You can search for text on the current web page using your iPhone or iPad just as you can with a desktop computer. The trick is knowing how to start a search. You start by using the address field, which feels like you are about to leave the page. But if you look at the search suggestions, you'll find a On This Page item at the very bottom that allows you to find the text on the current page instead. You can then use a new search field at the bottom and arrows to find more matches.
You can use the address bar in Safari to search with your default search engine. In Safari Preferences you can set this to Google, Yahoo, Bing or DuckDuckGo. But you can browser to any search engine you want and use it outside of the address bar. You can also set your default search engine to almost any other site using Safari extensions.
The ability to move video into a picture-in-picture overlay with macOS Sierra is a great new feature. However, it doesn't appear to work with YouTube videos. You can get YouTube videos to do this, however, if you know how.
With a simple change to how you type your search terms, you can target one website instead of the entire Internet. This is handy when you know the result you want is in a specific place.
With Safari in El Capitan you can subscribe to news feeds in the left sidebar and see an aggregated list of items that update automatically. You can also include Twitter and LinkedIn feeds. This allows you to see the news from your favorite sources all in one place without needing to go to individual web sites.
You can change your default search engine in Safari to Google, Bing, Yahoo! or DuckDuckGo. The latter offers no-track searching and a variety of other features. You can use "bangs" like !apple to quickly search inside popular websites. You can also set it as your default on iOS.
Many web sites feature multiple language options. If a site is not in the language you speak, try looking for a way to switch to another language inside the site. For sites that do not offer a translation in your language, you can use either Google or Bing to translate bits of text or entire web pages. You can simply copy and paste text or a URL in Safari, or use Chrome's special feature to do this quickly. The translation isn't always perfect, but it works well when no other option is available.
When sharing links with friends, long URLs can cause issues as they take up a lot of space in tweets and text messages, and can wrap across multiple lines in emails. You can use one of the many free URL shortening services to turn any URL into a very short one. These will redirect to the original page. The danger in using URL shorteners is that you can't be certain where a link leads. But browser extensions and the URL shortening services can help with that.
Every computer uses DNS servers to translate domain names to numerical addresses that can be used to find web pages. You can use the default DNS provided by your ISP, or you can choose your own. Sometimes you will see speed and quality improvements by using a public DNS instead of the default. Learn how to set your DNS in System Preferences and learn a potential pitfall of doing so.
The Chrome browser is a good free alternative to Safari for Mac that is very similar in many respects.
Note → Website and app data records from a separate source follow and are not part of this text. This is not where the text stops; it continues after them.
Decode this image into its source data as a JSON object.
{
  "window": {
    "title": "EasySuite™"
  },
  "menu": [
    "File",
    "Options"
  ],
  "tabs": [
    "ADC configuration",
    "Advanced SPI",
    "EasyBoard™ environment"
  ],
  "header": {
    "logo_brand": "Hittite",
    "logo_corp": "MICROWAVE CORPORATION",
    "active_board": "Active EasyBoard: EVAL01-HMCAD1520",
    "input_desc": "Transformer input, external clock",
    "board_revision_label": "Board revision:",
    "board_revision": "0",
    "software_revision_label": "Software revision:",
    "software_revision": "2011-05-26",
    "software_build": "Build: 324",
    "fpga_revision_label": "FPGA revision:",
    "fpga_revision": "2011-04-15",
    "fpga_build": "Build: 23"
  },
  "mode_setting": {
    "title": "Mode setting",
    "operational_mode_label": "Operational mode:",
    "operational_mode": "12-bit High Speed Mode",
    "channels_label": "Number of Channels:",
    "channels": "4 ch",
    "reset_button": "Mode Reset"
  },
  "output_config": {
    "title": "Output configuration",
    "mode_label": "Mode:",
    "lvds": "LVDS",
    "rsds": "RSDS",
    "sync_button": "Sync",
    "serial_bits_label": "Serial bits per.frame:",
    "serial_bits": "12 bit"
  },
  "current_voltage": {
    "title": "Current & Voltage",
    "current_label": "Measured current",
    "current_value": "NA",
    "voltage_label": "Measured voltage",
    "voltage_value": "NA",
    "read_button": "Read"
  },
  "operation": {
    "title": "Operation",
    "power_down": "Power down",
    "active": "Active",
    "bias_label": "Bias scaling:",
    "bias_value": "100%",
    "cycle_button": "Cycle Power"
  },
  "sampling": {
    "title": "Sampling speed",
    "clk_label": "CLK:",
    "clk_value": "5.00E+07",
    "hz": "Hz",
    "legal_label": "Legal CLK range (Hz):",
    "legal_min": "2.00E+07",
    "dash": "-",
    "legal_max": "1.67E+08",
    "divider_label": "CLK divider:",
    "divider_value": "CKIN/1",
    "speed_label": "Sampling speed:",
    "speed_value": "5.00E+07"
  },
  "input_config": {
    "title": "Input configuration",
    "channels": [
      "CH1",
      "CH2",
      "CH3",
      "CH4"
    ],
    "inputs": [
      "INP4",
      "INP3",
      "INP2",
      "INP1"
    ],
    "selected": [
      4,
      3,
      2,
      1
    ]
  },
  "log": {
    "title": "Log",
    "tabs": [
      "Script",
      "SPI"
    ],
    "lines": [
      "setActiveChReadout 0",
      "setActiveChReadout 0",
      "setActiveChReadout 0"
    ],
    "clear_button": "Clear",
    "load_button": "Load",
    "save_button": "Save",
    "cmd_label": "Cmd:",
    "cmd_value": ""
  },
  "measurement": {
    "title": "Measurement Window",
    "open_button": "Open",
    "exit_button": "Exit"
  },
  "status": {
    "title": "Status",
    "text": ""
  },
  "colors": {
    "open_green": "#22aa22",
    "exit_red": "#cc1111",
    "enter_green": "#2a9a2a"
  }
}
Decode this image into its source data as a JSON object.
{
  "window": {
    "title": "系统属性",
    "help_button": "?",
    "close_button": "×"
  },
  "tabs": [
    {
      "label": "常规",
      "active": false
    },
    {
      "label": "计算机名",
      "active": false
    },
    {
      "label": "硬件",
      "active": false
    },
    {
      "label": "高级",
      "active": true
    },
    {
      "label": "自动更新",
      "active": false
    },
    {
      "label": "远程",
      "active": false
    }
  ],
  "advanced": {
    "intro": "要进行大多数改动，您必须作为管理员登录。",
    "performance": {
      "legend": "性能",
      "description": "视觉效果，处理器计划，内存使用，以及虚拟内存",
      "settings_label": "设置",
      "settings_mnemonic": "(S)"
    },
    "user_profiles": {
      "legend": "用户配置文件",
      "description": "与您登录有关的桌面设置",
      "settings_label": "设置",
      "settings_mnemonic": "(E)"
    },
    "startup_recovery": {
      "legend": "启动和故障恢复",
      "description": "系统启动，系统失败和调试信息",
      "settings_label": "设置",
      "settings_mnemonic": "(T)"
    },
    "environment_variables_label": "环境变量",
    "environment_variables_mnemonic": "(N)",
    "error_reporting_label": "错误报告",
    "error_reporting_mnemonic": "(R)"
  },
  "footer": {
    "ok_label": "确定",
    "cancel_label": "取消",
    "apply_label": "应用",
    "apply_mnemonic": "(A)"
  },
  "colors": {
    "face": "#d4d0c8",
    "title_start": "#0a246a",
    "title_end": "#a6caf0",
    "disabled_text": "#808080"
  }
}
But it does offer some interesting features such as the incognito window, task manager, site information menu and Flash encapsulation. It is a good idea to have multiple browsers on your Mac and familiarize yourself with the features of each.